While military service members qualify for basic Public Service Loan Forgiveness just like other public servants like nurses and firefighters, there are also some special programs that apply only to service members that could also provide the debt relief you need. In addition, there are options available even if you’re a veteran. What’s more, even if your remaining can’t be forgiven, there are other options available for debt relief that may help you out of the bind you’re facing with student debt.
The information below is designed to help you understand the different options available for military student loan forgiveness and other service member and veteran relief options. If you still have questions or you’d like to talk for free with a student debt relief specialist about your specific situation, call us at 1-888-472-0365 or complete the form to the right to request help online.
How Public Service Loan Forgiveness applies to military
Public Service Loan Forgiveness means that your remaining balances are forgiven after you make 120 payments on a qualifying consolidation program. Essentially, you consolidate your Direct federal student loans using a program like Income-Based Repayment and then after you make payments for 10 years, all of the debt that remains gets erased from the books without any penalties or credit damage.
One important thing to note is that Public Service Loan Forgiveness only applies if you are currently employed for the public good and continue to be employed in public service for that entire 10-year span. If you leave the service, you’re no longer eligible.

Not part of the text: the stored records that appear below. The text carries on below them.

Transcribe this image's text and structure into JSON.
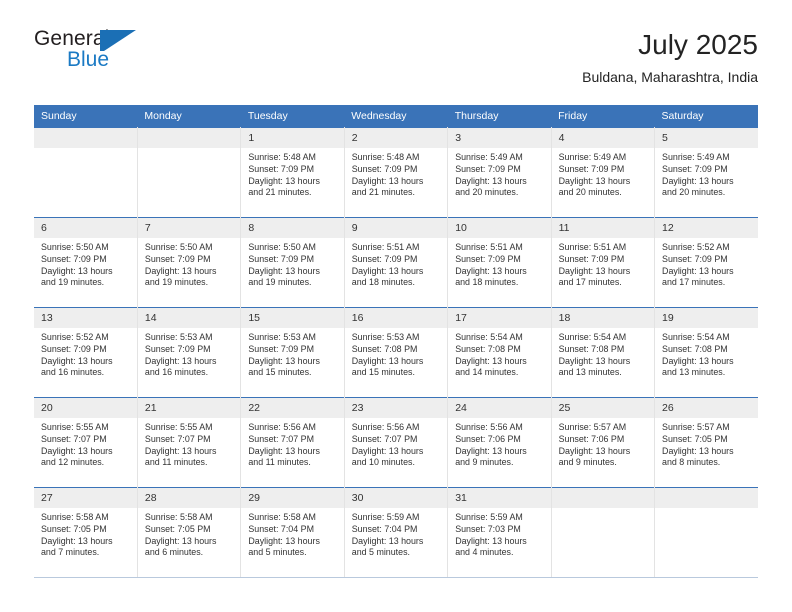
{
  "brand": {
    "line1": "General",
    "line2": "Blue",
    "flag_icon": "general-blue-flag-icon",
    "color_dark": "#1b6fb5",
    "color_light": "#1b7ac4"
  },
  "header": {
    "title": "July 2025",
    "subtitle": "Buldana, Maharashtra, India"
  },
  "theme": {
    "header_blue": "#3a73b8",
    "row_divider": "#3a73b8",
    "daynum_bg": "#eeeeee",
    "text": "#333333"
  },
  "weekdays": [
    "Sunday",
    "Monday",
    "Tuesday",
    "Wednesday",
    "Thursday",
    "Friday",
    "Saturday"
  ],
  "weeks": [
    [
      {
        "day": "",
        "sunrise": "",
        "sunset": "",
        "daylight1": "",
        "daylight2": ""
      },
      {
        "day": "",
        "sunrise": "",
        "sunset": "",
        "daylight1": "",
        "daylight2": ""
      },
      {
        "day": "1",
        "sunrise": "Sunrise: 5:48 AM",
        "sunset": "Sunset: 7:09 PM",
        "daylight1": "Daylight: 13 hours",
        "daylight2": "and 21 minutes."
      },
      {
        "day": "2",
        "sunrise": "Sunrise: 5:48 AM",
        "sunset": "Sunset: 7:09 PM",
        "daylight1": "Daylight: 13 hours",
        "daylight2": "and 21 minutes."
      },
      {
        "day": "3",
        "sunrise": "Sunrise: 5:49 AM",
        "sunset": "Sunset: 7:09 PM",
        "daylight1": "Daylight: 13 hours",
        "daylight2": "and 20 minutes."
      },
      {
        "day": "4",
        "sunrise": "Sunrise: 5:49 AM",
        "sunset": "Sunset: 7:09 PM",
        "daylight1": "Daylight: 13 hours",
        "daylight2": "and 20 minutes."
      },
      {
        "day": "5",
        "sunrise": "Sunrise: 5:49 AM",
        "sunset": "Sunset: 7:09 PM",
        "daylight1": "Daylight: 13 hours",
        "daylight2": "and 20 minutes."
      }
    ],
    [
      {
        "day": "6",
        "sunrise": "Sunrise: 5:50 AM",
        "sunset": "Sunset: 7:09 PM",
        "daylight1": "Daylight: 13 hours",
        "daylight2": "and 19 minutes."
      },
      {
        "day": "7",
        "sunrise": "Sunrise: 5:50 AM",
        "sunset": "Sunset: 7:09 PM",
        "daylight1": "Daylight: 13 hours",
        "daylight2": "and 19 minutes."
      },
      {
        "day": "8",
        "sunrise": "Sunrise: 5:50 AM",
        "sunset": "Sunset: 7:09 PM",
        "daylight1": "Daylight: 13 hours",
        "daylight2": "and 19 minutes."
      },
      {
        "day": "9",
        "sunrise": "Sunrise: 5:51 AM",
        "sunset": "Sunset: 7:09 PM",
        "daylight1": "Daylight: 13 hours",
        "daylight2": "and 18 minutes."
      },
      {
        "day": "10",
        "sunrise": "Sunrise: 5:51 AM",
        "sunset": "Sunset: 7:09 PM",
        "daylight1": "Daylight: 13 hours",
        "daylight2": "and 18 minutes."
      },
      {
        "day": "11",
        "sunrise": "Sunrise: 5:51 AM",
        "sunset": "Sunset: 7:09 PM",
        "daylight1": "Daylight: 13 hours",
        "daylight2": "and 17 minutes."
      },
      {
        "day": "12",
        "sunrise": "Sunrise: 5:52 AM",
        "sunset": "Sunset: 7:09 PM",
        "daylight1": "Daylight: 13 hours",
        "daylight2": "and 17 minutes."
      }
    ],
    [
      {
        "day": "13",
        "sunrise": "Sunrise: 5:52 AM",
        "sunset": "Sunset: 7:09 PM",
        "daylight1": "Daylight: 13 hours",
        "daylight2": "and 16 minutes."
      },
      {
        "day": "14",
        "sunrise": "Sunrise: 5:53 AM",
        "sunset": "Sunset: 7:09 PM",
        "daylight1": "Daylight: 13 hours",
        "daylight2": "and 16 minutes."
      },
      {
        "day": "15",
        "sunrise": "Sunrise: 5:53 AM",
        "sunset": "Sunset: 7:09 PM",
        "daylight1": "Daylight: 13 hours",
        "daylight2": "and 15 minutes."
      },
      {
        "day": "16",
        "sunrise": "Sunrise: 5:53 AM",
        "sunset": "Sunset: 7:08 PM",
        "daylight1": "Daylight: 13 hours",
        "daylight2": "and 15 minutes."
      },
      {
        "day": "17",
        "sunrise": "Sunrise: 5:54 AM",
        "sunset": "Sunset: 7:08 PM",
        "daylight1": "Daylight: 13 hours",
        "daylight2": "and 14 minutes."
      },
      {
        "day": "18",
        "sunrise": "Sunrise: 5:54 AM",
        "sunset": "Sunset: 7:08 PM",
        "daylight1": "Daylight: 13 hours",
        "daylight2": "and 13 minutes."
      },
      {
        "day": "19",
        "sunrise": "Sunrise: 5:54 AM",
        "sunset": "Sunset: 7:08 PM",
        "daylight1": "Daylight: 13 hours",
        "daylight2": "and 13 minutes."
      }
    ],
    [
      {
        "day": "20",
        "sunrise": "Sunrise: 5:55 AM",
        "sunset": "Sunset: 7:07 PM",
        "daylight1": "Daylight: 13 hours",
        "daylight2": "and 12 minutes."
      },
      {
        "day": "21",
        "sunrise": "Sunrise: 5:55 AM",
        "sunset": "Sunset: 7:07 PM",
        "daylight1": "Daylight: 13 hours",
        "daylight2": "and 11 minutes."
      },
      {
        "day": "22",
        "sunrise": "Sunrise: 5:56 AM",
        "sunset": "Sunset: 7:07 PM",
        "daylight1": "Daylight: 13 hours",
        "daylight2": "and 11 minutes."
      },
      {
        "day": "23",
        "sunrise": "Sunrise: 5:56 AM",
        "sunset": "Sunset: 7:07 PM",
        "daylight1": "Daylight: 13 hours",
        "daylight2": "and 10 minutes."
      },
      {
        "day": "24",
        "sunrise": "Sunrise: 5:56 AM",
        "sunset": "Sunset: 7:06 PM",
        "daylight1": "Daylight: 13 hours",
        "daylight2": "and 9 minutes."
      },
      {
        "day": "25",
        "sunrise": "Sunrise: 5:57 AM",
        "sunset": "Sunset: 7:06 PM",
        "daylight1": "Daylight: 13 hours",
        "daylight2": "and 9 minutes."
      },
      {
        "day": "26",
        "sunrise": "Sunrise: 5:57 AM",
        "sunset": "Sunset: 7:05 PM",
        "daylight1": "Daylight: 13 hours",
        "daylight2": "and 8 minutes."
      }
    ],
    [
      {
        "day": "27",
        "sunrise": "Sunrise: 5:58 AM",
        "sunset": "Sunset: 7:05 PM",
        "daylight1": "Daylight: 13 hours",
        "daylight2": "and 7 minutes."
      },
      {
        "day": "28",
        "sunrise": "Sunrise: 5:58 AM",
        "sunset": "Sunset: 7:05 PM",
        "daylight1": "Daylight: 13 hours",
        "daylight2": "and 6 minutes."
      },
      {
        "day": "29",
        "sunrise": "Sunrise: 5:58 AM",
        "sunset": "Sunset: 7:04 PM",
        "daylight1": "Daylight: 13 hours",
        "daylight2": "and 5 minutes."
      },
      {
        "day": "30",
        "sunrise": "Sunrise: 5:59 AM",
        "sunset": "Sunset: 7:04 PM",
        "daylight1": "Daylight: 13 hours",
        "daylight2": "and 5 minutes."
      },
      {
        "day": "31",
        "sunrise": "Sunrise: 5:59 AM",
        "sunset": "Sunset: 7:03 PM",
        "daylight1": "Daylight: 13 hours",
        "daylight2": "and 4 minutes."
      },
      {
        "day": "",
        "sunrise": "",
        "sunset": "",
        "daylight1": "",
        "daylight2": ""
      },
      {
        "day": "",
        "sunrise": "",
        "sunset": "",
        "daylight1": "",
        "daylight2": ""
      }
    ]
  ]
}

Other ways to erase your outstanding student debt
There are two additional special options for loan forgiveness that only apply to military:
- DoD Loan Repayment. This is where the Department of Defense agrees to repay your loans for you under the Federal Student Loan Repayment Program. The DoD basically agrees to repay some loans in order to attain and retain the best people for the jobs they need. The program allows the DoD to pay up to $10,000 for the loan holder in a calendar year, and no more than $60,000 overall – in return, the loan holder agrees to stay in service for no less than 3 years.
Fact: The DoD along with the Departments of Justice and State account for more than 68% of loan repayments made on the program 
- Veterans Total and Permanent Disability Discharge. This option allows veterans to qualify for total student loan forgiveness without any payment plan or consolidation necessary if the veteran has a service-connected disability. The program is designed to provide relief for those who cannot continue active duty due to a disability.
Easing the burden without erasing the debt
Loan forgiveness is not the only way you can find the relief you need from your student debt payments if you’re an active-duty service member. There are a range of other options that can alleviate some of the burden of your debt, at least while you serve.
- Servicemembers Civil Relief Act (SCRA) Interest Rate Cap. This program caps the interest that can be applied to all federal AND private student loans at 6% so your loans don’t balloon during and immediately following active-duty service.
- 0% Interest. During active-duty service is a hostile area, interest on Direct federal loans is eliminated completely for up to 60 months. You must be serving in a hostile region that qualifies you for special pay to qualify for this program. It also doesn’t apply to other types of federal loan or any private loans.
- Deferment options. There are also two options for deferment of your student loan debt, where your payments are temporarily stopped without penalties. The first option is for people on active duty service who are already paying off their loans – payments are deferred for a certain period of time so you don’t have to pay during a war, a national emergency or during an operation. The second option is for students still attending school who have student loans. In most cases, if you stop attending school at least part-time then your loan repayment schedule starts. This deferment option allows you to serve on active duty without worrying that your student loan payments will start as a result.
True or false: You should try to make interest payments on your loans during the time when your loans are deferred.
Tip: Deferment stops your payment schedule, but it doesn’t stop interest charges. Paying the interest on deferred loans keeps your balances from going up while you serve.